The Forgotten Christmas Authors
The yuletide season must already be upon us because the Christmas decorations have been up in Oxford Street for ages. It’s a season full of lost pleasures. John Grossman is the owner of one of the world’s largest collections of Victorian and Edwardian artifacts and ephemera, and wrote ‘Christmas Curiosities: Odd, Dark, and Forgotten Christmas’ with the intention of reminding us about what we’ve forgotten.
Some of the old yuletide imagery conjured in songs and stories and on cards is best left behind, especially with its uncomfortable ethnic connotations. Devils armed with whips and demons dragging off naughty children formed the basis of common yuletide stories in Northern Europe, while the Krampus, a horned creature In Austro-Bavarian Alpine folklore, was a monstrous green-tinted figure who punished misbehaving children. Coal-eyed imps scampered about terrorizing children in much Pre-Saint Nicholas literature. The Jólakötturinn was an Icelandic cannibalistic Christmas cat, and while Germany had the most frightening collection of anti-Santas, France had Père Fouettard, or ‘Father Whipper’, the child-chopping mad butcher.
The modern Santa’s red and white outfit probably mimicked the vestments of the original Saint Nicholas, the Bishop of Myra in the 4th Century, but the American image we adopted was cemented into place by a Coca-Cola illustrator who added the fat suit, white trims and big fluffy beard, basing the look on Clement Clark Moore’s 1822 poem ‘A Visit from St Nicholas’ (which begins ‘’Twas the Night Before Christmas’).
A number of Dickens’ Christmas stories have now vanished, including ‘A Christmas Tree’ and the eerie ‘Haunted’, a magical tale about a seasonal gift passed on with tragic consequences. Many fine Christmas ghost tales designed to be annually told around a fire have been lost.
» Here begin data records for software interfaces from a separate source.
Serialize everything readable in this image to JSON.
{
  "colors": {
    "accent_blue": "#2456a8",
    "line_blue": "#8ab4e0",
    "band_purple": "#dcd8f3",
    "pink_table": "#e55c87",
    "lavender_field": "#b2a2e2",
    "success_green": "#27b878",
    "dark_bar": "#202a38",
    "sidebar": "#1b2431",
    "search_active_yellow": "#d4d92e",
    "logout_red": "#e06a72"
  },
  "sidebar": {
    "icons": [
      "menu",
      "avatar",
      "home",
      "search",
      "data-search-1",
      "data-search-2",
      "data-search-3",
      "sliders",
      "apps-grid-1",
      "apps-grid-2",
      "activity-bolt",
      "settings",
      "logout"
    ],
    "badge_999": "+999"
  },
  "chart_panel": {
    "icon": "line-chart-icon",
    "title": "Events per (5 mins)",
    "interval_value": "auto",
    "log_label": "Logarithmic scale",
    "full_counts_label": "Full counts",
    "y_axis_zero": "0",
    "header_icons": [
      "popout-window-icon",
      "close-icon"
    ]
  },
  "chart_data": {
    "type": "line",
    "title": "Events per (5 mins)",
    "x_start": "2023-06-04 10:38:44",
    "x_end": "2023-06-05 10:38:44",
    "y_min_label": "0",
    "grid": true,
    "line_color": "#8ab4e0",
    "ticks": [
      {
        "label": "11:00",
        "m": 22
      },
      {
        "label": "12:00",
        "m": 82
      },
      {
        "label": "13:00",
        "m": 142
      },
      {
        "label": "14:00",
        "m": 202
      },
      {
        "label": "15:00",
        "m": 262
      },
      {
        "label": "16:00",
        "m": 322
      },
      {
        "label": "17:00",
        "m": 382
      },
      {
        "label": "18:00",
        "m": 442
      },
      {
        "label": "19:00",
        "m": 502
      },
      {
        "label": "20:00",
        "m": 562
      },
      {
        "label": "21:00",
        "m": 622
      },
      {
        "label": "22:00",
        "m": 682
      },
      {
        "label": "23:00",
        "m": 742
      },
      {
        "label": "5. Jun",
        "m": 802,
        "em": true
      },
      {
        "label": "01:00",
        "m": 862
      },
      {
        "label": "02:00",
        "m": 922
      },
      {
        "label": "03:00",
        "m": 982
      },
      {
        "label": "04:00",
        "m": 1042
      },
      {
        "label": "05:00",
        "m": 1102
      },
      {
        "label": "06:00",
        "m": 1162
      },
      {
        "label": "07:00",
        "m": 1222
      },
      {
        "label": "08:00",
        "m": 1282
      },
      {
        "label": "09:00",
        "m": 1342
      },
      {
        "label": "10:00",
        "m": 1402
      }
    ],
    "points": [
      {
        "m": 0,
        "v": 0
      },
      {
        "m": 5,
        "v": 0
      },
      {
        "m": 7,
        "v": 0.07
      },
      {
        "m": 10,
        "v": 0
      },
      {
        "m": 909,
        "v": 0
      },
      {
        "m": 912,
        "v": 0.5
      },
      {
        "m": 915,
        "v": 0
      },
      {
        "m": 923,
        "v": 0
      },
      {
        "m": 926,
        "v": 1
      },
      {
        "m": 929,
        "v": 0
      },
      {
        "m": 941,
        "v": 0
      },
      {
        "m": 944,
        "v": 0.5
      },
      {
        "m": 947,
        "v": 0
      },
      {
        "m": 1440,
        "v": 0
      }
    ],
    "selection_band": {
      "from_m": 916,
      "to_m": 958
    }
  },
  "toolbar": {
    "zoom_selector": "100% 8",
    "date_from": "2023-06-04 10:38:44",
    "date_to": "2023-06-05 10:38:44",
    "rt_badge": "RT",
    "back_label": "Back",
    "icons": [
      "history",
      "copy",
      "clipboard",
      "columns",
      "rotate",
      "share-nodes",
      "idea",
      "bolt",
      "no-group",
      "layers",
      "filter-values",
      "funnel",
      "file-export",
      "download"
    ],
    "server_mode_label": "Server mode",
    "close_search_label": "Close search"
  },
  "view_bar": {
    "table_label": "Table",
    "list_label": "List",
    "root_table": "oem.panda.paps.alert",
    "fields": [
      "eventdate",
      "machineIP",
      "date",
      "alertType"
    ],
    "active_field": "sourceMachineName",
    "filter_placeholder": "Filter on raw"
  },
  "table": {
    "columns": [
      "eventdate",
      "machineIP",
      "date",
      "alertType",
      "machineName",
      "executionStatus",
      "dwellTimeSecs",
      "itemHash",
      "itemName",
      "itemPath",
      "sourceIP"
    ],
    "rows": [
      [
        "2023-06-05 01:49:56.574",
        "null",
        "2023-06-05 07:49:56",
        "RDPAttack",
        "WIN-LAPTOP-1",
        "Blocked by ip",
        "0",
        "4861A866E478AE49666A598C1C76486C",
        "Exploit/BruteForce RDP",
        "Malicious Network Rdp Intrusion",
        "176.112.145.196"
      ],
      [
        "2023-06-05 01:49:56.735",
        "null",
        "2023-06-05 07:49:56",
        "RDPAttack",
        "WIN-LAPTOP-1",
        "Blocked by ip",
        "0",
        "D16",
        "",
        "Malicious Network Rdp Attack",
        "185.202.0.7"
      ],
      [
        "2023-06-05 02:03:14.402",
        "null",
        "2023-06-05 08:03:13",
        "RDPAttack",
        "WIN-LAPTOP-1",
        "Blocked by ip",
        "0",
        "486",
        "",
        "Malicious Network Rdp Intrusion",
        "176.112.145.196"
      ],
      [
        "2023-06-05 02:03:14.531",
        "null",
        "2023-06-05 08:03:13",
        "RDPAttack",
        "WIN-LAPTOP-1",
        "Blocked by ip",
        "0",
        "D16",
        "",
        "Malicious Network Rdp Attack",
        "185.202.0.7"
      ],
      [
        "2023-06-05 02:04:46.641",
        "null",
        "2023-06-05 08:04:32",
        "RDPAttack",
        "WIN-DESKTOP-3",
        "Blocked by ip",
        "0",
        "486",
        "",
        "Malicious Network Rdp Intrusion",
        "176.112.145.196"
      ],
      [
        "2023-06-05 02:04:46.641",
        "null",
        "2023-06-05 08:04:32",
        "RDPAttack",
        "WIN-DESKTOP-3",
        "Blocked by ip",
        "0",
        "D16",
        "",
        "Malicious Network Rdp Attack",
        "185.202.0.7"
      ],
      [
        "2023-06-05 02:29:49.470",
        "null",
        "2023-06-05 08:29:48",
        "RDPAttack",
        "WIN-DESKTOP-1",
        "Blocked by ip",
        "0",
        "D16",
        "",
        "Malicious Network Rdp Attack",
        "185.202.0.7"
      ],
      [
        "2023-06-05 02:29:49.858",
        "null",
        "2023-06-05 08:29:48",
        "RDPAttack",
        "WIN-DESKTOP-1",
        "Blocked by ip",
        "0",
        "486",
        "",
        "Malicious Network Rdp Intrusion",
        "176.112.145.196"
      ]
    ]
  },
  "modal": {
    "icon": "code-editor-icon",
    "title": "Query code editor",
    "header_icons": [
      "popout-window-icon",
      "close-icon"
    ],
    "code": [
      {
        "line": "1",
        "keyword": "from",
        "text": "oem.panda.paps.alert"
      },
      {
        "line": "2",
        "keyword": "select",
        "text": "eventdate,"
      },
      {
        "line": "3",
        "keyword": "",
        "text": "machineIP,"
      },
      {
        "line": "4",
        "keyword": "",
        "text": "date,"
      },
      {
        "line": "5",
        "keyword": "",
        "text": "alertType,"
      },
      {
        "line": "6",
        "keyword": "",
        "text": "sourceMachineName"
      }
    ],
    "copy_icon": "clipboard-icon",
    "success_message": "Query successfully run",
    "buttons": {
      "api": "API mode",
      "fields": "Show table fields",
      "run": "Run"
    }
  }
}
In these, trains are marooned in snowdrifts, cottages and castles become places of imprisonment for gathered guests, while ghosts visit with dire warnings and children rarely feature at all.
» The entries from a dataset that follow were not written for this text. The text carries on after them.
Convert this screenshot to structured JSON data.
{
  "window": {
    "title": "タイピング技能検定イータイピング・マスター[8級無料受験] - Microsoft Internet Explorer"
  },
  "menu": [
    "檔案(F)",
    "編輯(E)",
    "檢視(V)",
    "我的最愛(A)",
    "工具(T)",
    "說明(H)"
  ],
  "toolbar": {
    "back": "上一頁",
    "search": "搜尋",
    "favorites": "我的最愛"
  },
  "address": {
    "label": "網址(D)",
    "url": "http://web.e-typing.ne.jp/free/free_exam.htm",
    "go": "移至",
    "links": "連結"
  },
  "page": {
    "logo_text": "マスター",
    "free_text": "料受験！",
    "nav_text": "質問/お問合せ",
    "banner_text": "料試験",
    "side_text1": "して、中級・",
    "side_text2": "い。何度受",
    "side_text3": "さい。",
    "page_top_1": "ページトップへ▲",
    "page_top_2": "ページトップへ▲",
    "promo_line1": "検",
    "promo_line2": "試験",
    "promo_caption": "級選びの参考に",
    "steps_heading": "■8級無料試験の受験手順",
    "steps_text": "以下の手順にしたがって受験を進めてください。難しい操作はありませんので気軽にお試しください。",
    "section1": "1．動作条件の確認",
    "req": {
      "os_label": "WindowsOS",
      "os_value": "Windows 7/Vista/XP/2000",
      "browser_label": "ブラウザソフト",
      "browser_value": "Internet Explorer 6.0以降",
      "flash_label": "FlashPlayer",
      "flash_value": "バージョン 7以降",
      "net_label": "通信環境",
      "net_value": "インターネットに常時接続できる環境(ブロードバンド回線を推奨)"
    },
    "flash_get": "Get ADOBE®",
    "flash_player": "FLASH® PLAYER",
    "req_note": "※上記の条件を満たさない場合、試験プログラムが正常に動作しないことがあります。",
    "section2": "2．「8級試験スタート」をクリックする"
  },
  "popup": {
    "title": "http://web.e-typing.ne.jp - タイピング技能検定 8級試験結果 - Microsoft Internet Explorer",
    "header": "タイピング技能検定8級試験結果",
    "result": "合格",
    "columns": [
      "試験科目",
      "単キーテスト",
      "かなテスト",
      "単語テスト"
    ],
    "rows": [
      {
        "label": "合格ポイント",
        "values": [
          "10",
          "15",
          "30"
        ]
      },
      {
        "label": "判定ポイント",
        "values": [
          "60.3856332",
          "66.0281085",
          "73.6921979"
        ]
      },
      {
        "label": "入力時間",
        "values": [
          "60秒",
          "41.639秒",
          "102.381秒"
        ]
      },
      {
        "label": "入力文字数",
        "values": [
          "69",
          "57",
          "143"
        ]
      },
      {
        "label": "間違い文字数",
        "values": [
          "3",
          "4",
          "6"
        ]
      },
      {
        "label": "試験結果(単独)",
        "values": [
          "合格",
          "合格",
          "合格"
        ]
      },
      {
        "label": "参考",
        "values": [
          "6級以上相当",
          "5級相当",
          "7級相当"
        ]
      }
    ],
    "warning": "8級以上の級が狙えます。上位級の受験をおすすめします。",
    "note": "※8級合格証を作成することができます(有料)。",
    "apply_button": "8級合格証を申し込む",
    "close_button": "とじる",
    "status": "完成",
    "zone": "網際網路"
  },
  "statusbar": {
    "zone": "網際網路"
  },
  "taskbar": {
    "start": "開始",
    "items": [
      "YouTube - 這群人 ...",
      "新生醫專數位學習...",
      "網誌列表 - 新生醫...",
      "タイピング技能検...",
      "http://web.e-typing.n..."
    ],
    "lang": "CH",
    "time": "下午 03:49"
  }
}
In these tales Christmas is a time for introspection and the examination of one’s life, a time for regrets and recriminations, and never moreso than in ‘A Christmas Carol’. In the Victorian era children were made to be quite clear about the consequences of leading an immoral life and were treated like small adults, whereas now even adults behave like children.
The young had Christmas shows to look forward to, but much has been trimmed from these for modern tastes. More popular than ‘Peter Pan’ was the extraordinarily creepy ‘Where The Rainbow Ends’, which began at the Savoy in 1911 and continued for decades – you’ll find the full story about that in ‘The Book Of Forgotten Authors‘.
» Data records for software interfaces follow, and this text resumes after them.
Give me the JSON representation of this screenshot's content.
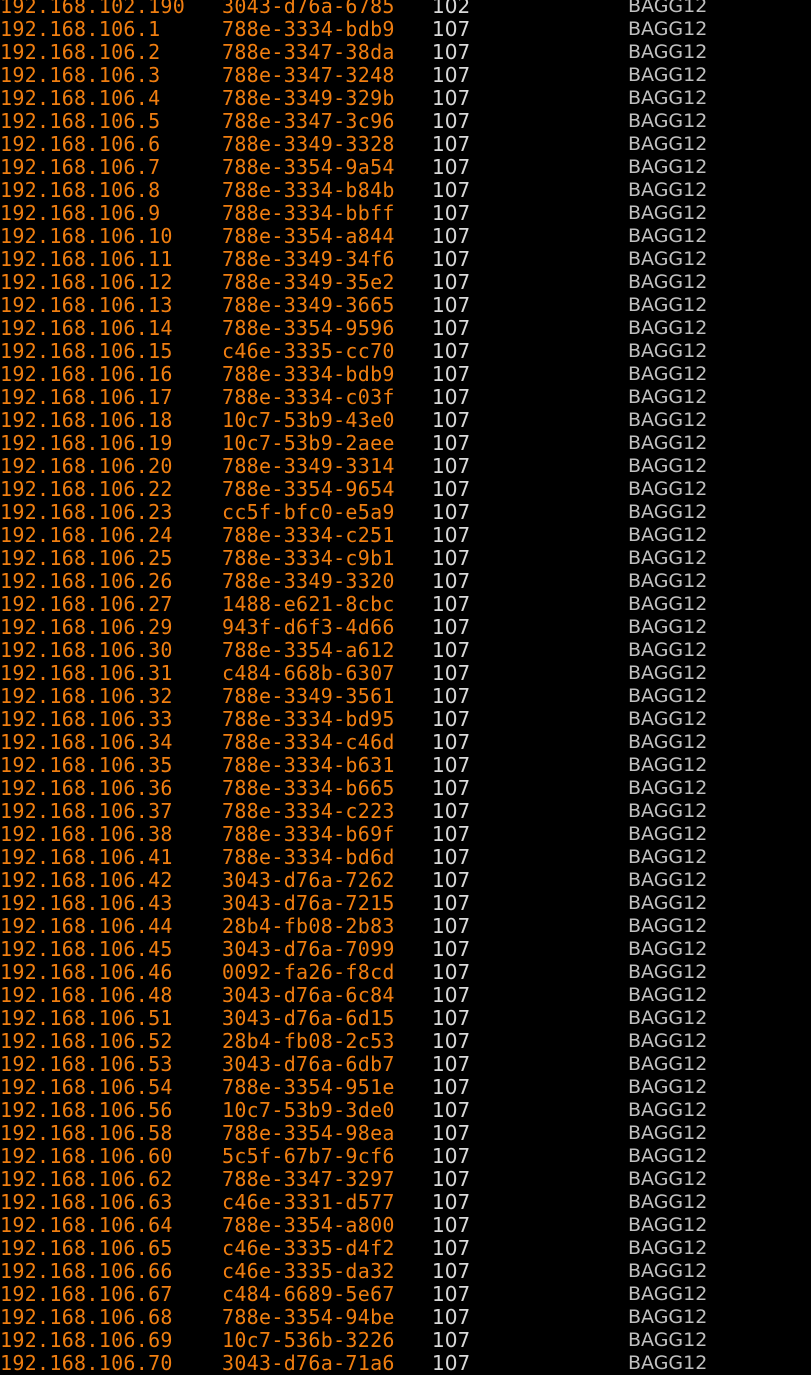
{
  "terminal": {
    "colors": {
      "address": "#f07e10",
      "vlan": "#d9d9d9",
      "port": "#c0c0c0",
      "background": "#000000"
    },
    "rows": [
      {
        "ip": "192.168.102.190",
        "mac": "3043-d76a-6785",
        "vlan": "102",
        "port": "BAGG12"
      },
      {
        "ip": "192.168.106.1",
        "mac": "788e-3334-bdb9",
        "vlan": "107",
        "port": "BAGG12"
      },
      {
        "ip": "192.168.106.2",
        "mac": "788e-3347-38da",
        "vlan": "107",
        "port": "BAGG12"
      },
      {
        "ip": "192.168.106.3",
        "mac": "788e-3347-3248",
        "vlan": "107",
        "port": "BAGG12"
      },
      {
        "ip": "192.168.106.4",
        "mac": "788e-3349-329b",
        "vlan": "107",
        "port": "BAGG12"
      },
      {
        "ip": "192.168.106.5",
        "mac": "788e-3347-3c96",
        "vlan": "107",
        "port": "BAGG12"
      },
      {
        "ip": "192.168.106.6",
        "mac": "788e-3349-3328",
        "vlan": "107",
        "port": "BAGG12"
      },
      {
        "ip": "192.168.106.7",
        "mac": "788e-3354-9a54",
        "vlan": "107",
        "port": "BAGG12"
      },
      {
        "ip": "192.168.106.8",
        "mac": "788e-3334-b84b",
        "vlan": "107",
        "port": "BAGG12"
      },
      {
        "ip": "192.168.106.9",
        "mac": "788e-3334-bbff",
        "vlan": "107",
        "port": "BAGG12"
      },
      {
        "ip": "192.168.106.10",
        "mac": "788e-3354-a844",
        "vlan": "107",
        "port": "BAGG12"
      },
      {
        "ip": "192.168.106.11",
        "mac": "788e-3349-34f6",
        "vlan": "107",
        "port": "BAGG12"
      },
      {
        "ip": "192.168.106.12",
        "mac": "788e-3349-35e2",
        "vlan": "107",
        "port": "BAGG12"
      },
      {
        "ip": "192.168.106.13",
        "mac": "788e-3349-3665",
        "vlan": "107",
        "port": "BAGG12"
      },
      {
        "ip": "192.168.106.14",
        "mac": "788e-3354-9596",
        "vlan": "107",
        "port": "BAGG12"
      },
      {
        "ip": "192.168.106.15",
        "mac": "c46e-3335-cc70",
        "vlan": "107",
        "port": "BAGG12"
      },
      {
        "ip": "192.168.106.16",
        "mac": "788e-3334-bdb9",
        "vlan": "107",
        "port": "BAGG12"
      },
      {
        "ip": "192.168.106.17",
        "mac": "788e-3334-c03f",
        "vlan": "107",
        "port": "BAGG12"
      },
      {
        "ip": "192.168.106.18",
        "mac": "10c7-53b9-43e0",
        "vlan": "107",
        "port": "BAGG12"
      },
      {
        "ip": "192.168.106.19",
        "mac": "10c7-53b9-2aee",
        "vlan": "107",
        "port": "BAGG12"
      },
      {
        "ip": "192.168.106.20",
        "mac": "788e-3349-3314",
        "vlan": "107",
        "port": "BAGG12"
      },
      {
        "ip": "192.168.106.22",
        "mac": "788e-3354-9654",
        "vlan": "107",
        "port": "BAGG12"
      },
      {
        "ip": "192.168.106.23",
        "mac": "cc5f-bfc0-e5a9",
        "vlan": "107",
        "port": "BAGG12"
      },
      {
        "ip": "192.168.106.24",
        "mac": "788e-3334-c251",
        "vlan": "107",
        "port": "BAGG12"
      },
      {
        "ip": "192.168.106.25",
        "mac": "788e-3334-c9b1",
        "vlan": "107",
        "port": "BAGG12"
      },
      {
        "ip": "192.168.106.26",
        "mac": "788e-3349-3320",
        "vlan": "107",
        "port": "BAGG12"
      },
      {
        "ip": "192.168.106.27",
        "mac": "1488-e621-8cbc",
        "vlan": "107",
        "port": "BAGG12"
      },
      {
        "ip": "192.168.106.29",
        "mac": "943f-d6f3-4d66",
        "vlan": "107",
        "port": "BAGG12"
      },
      {
        "ip": "192.168.106.30",
        "mac": "788e-3354-a612",
        "vlan": "107",
        "port": "BAGG12"
      },
      {
        "ip": "192.168.106.31",
        "mac": "c484-668b-6307",
        "vlan": "107",
        "port": "BAGG12"
      },
      {
        "ip": "192.168.106.32",
        "mac": "788e-3349-3561",
        "vlan": "107",
        "port": "BAGG12"
      },
      {
        "ip": "192.168.106.33",
        "mac": "788e-3334-bd95",
        "vlan": "107",
        "port": "BAGG12"
      },
      {
        "ip": "192.168.106.34",
        "mac": "788e-3334-c46d",
        "vlan": "107",
        "port": "BAGG12"
      },
      {
        "ip": "192.168.106.35",
        "mac": "788e-3334-b631",
        "vlan": "107",
        "port": "BAGG12"
      },
      {
        "ip": "192.168.106.36",
        "mac": "788e-3334-b665",
        "vlan": "107",
        "port": "BAGG12"
      },
      {
        "ip": "192.168.106.37",
        "mac": "788e-3334-c223",
        "vlan": "107",
        "port": "BAGG12"
      },
      {
        "ip": "192.168.106.38",
        "mac": "788e-3334-b69f",
        "vlan": "107",
        "port": "BAGG12"
      },
      {
        "ip": "192.168.106.41",
        "mac": "788e-3334-bd6d",
        "vlan": "107",
        "port": "BAGG12"
      },
      {
        "ip": "192.168.106.42",
        "mac": "3043-d76a-7262",
        "vlan": "107",
        "port": "BAGG12"
      },
      {
        "ip": "192.168.106.43",
        "mac": "3043-d76a-7215",
        "vlan": "107",
        "port": "BAGG12"
      },
      {
        "ip": "192.168.106.44",
        "mac": "28b4-fb08-2b83",
        "vlan": "107",
        "port": "BAGG12"
      },
      {
        "ip": "192.168.106.45",
        "mac": "3043-d76a-7099",
        "vlan": "107",
        "port": "BAGG12"
      },
      {
        "ip": "192.168.106.46",
        "mac": "0092-fa26-f8cd",
        "vlan": "107",
        "port": "BAGG12"
      },
      {
        "ip": "192.168.106.48",
        "mac": "3043-d76a-6c84",
        "vlan": "107",
        "port": "BAGG12"
      },
      {
        "ip": "192.168.106.51",
        "mac": "3043-d76a-6d15",
        "vlan": "107",
        "port": "BAGG12"
      },
      {
        "ip": "192.168.106.52",
        "mac": "28b4-fb08-2c53",
        "vlan": "107",
        "port": "BAGG12"
      },
      {
        "ip": "192.168.106.53",
        "mac": "3043-d76a-6db7",
        "vlan": "107",
        "port": "BAGG12"
      },
      {
        "ip": "192.168.106.54",
        "mac": "788e-3354-951e",
        "vlan": "107",
        "port": "BAGG12"
      },
      {
        "ip": "192.168.106.56",
        "mac": "10c7-53b9-3de0",
        "vlan": "107",
        "port": "BAGG12"
      },
      {
        "ip": "192.168.106.58",
        "mac": "788e-3354-98ea",
        "vlan": "107",
        "port": "BAGG12"
      },
      {
        "ip": "192.168.106.60",
        "mac": "5c5f-67b7-9cf6",
        "vlan": "107",
        "port": "BAGG12"
      },
      {
        "ip": "192.168.106.62",
        "mac": "788e-3347-3297",
        "vlan": "107",
        "port": "BAGG12"
      },
      {
        "ip": "192.168.106.63",
        "mac": "c46e-3331-d577",
        "vlan": "107",
        "port": "BAGG12"
      },
      {
        "ip": "192.168.106.64",
        "mac": "788e-3354-a800",
        "vlan": "107",
        "port": "BAGG12"
      },
      {
        "ip": "192.168.106.65",
        "mac": "c46e-3335-d4f2",
        "vlan": "107",
        "port": "BAGG12"
      },
      {
        "ip": "192.168.106.66",
        "mac": "c46e-3335-da32",
        "vlan": "107",
        "port": "BAGG12"
      },
      {
        "ip": "192.168.106.67",
        "mac": "c484-6689-5e67",
        "vlan": "107",
        "port": "BAGG12"
      },
      {
        "ip": "192.168.106.68",
        "mac": "788e-3354-94be",
        "vlan": "107",
        "port": "BAGG12"
      },
      {
        "ip": "192.168.106.69",
        "mac": "10c7-536b-3226",
        "vlan": "107",
        "port": "BAGG12"
      },
      {
        "ip": "192.168.106.70",
        "mac": "3043-d76a-71a6",
        "vlan": "107",
        "port": "BAGG12"
      }
    ]
  }
}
While modern Christmas pantomimes have gaudy costumes, pop hits and double-entendres, Christmas at London’s two surviving music halls, Wilton’s and the Hackney Empire, can see veterans like Roy Hudd unearthing forgotten music hall routines with elaborate wordplay, taken from unauthored Victorian scripts. Filled with topical jokes, such entertainments were written at great speed and were never meant to be preserved for posterity. There were always writers who did not seek fame with novels, but who were happy to provide ephemeral amusement. The early panto routines involved a lot of verbal and physical dexterity, as well as a high tolerance for screaming anklebiters.
Almost every writer employed by a newspaper or magazine has at one time or another been required to ‘do something for the Christmas issue’, whether short fiction or a heartwarming seasonal feature. Such work is usually evanescent and quickly buried, but trying typing in ’20 Famous Christmas Stories’ and you’ll be confronted with a selection of tales from authors as diverse as Tolstoy and Wilde, as well as memorable stories from less remembered authors. There’s also a book out at the moment collecting PD James’s best commissioned Christmas stories, now with a foreword by the always excellent Val McDermid. Martin Edwards has also edited a volume of Golden Age Christmas crimes for the British Library.
A couple of years back I produced what was effectively a Christmas book with ‘Bryant & May: London’s Glory’, and as it went down rather well with readers I’ll be doing a follow-up to be called ‘Bryant & May: England’s Finest’ – both are phrases taken from old Bryant & May matchboxes.